Phys.org - latest science and technology news stories Phys.org internet news portal provides the latest news on science including: Physics, Nanotechnology, Life Sciences, Space Science, Earth Science, Environment, Health and Medicine.
- Why invasive ants are a silent threat to our...on September 23, 2023 at 5:00 pm
Invertebrates are often described by experts as the "little things that run the world," and ants are certainly one of the top contenders for this role. Ants help ecosystems to function normally and the total weight of all ants on Earth is roughly equivalent to 1.4 billion people, or 33 Empire State Buildings.
- Crocodilians' ancestors grew old slowlyon September 20, 2023 at 3:08 pm
A recently discovered gigantic, ancient crocodylomorph species grew more slowly than other large reptiles of its day, such as dinosaurs, according to the new study, "Origins of slow growth on the crocodilian stem lineage" published in Current Biology.

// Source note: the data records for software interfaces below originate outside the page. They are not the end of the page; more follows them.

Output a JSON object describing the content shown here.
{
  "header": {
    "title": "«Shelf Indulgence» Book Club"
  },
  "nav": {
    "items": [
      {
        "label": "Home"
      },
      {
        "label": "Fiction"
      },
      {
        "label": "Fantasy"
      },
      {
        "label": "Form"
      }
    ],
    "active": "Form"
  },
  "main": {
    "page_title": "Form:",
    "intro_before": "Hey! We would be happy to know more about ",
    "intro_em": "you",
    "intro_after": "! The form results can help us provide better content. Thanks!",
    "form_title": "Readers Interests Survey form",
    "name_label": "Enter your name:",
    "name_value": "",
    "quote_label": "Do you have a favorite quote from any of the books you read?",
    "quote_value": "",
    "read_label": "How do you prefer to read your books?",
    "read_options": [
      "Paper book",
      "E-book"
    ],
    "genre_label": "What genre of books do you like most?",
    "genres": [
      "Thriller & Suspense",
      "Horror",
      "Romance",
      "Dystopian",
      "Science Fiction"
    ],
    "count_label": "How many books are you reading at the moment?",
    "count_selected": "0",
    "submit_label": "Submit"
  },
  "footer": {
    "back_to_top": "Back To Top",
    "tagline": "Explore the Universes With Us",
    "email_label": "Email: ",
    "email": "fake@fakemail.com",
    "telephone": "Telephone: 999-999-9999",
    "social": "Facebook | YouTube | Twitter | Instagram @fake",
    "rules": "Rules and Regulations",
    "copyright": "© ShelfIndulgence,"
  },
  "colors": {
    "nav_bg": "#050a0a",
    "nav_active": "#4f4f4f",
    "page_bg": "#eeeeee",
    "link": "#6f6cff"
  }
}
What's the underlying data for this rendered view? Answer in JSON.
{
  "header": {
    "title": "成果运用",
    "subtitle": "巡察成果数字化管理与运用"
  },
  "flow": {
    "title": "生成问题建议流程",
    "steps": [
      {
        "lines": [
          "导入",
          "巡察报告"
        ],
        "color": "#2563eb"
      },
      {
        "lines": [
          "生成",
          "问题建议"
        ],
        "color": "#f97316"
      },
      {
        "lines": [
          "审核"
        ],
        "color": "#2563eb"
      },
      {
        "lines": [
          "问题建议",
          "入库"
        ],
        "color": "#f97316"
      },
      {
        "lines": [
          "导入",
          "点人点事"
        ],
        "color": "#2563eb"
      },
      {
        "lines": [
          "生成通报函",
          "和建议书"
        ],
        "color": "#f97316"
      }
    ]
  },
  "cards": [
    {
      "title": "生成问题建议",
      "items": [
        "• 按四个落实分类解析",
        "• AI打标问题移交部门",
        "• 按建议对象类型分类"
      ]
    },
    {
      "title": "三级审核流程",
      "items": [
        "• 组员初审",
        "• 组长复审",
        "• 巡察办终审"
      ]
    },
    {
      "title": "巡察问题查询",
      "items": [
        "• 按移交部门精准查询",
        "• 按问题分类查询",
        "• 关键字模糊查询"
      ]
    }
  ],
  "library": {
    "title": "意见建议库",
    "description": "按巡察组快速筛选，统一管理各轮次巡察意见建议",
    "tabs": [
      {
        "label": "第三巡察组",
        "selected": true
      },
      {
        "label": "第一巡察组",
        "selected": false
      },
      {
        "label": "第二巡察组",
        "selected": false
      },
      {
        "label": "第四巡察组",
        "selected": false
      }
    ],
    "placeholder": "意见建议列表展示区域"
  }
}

- Unlocking the secrets of tuatara sperm in an...on September 19, 2023 at 6:00 pm
The study, published in Conservation Physiology, found tuatara sperm are fast moving and a whopping three times longer than human sperm.
Here are links to pages about closely related subjects.
Tree of Life
Prokaryote Archaea, Bacteria
Eukaryote Protist, Fungi, Algae, Protozoa (Tardigrade)
Plant Flower, Tree
Cnidaria Coral, Jellyfish
Cephalopod Cuttlefish, Octopus
Crustacean Lobster, Shrimp
Arachnid Spider, Scorpion
Insect Ant, Bee, Beetle, Butterfly
Fish Seahorse, Ray, Shark
Amphibian Frog, Salamander
Reptile Turtle, Tortoise, Dinosaur
Bird Penguin, Ostrich, Owl, Crow, Parrot
Mammal Platypus, Bat, Mouse, Rabbit, Goat, Giraffe, Camel, Horse, Elephant, Mammoth
Walrus, Seal, Polar Bear, Bear, Panda, Cat, Tiger, Lion, Dog, Wolf
Cetacean Whale, Dolphin
Primate Monkey, Chimpanzee, Human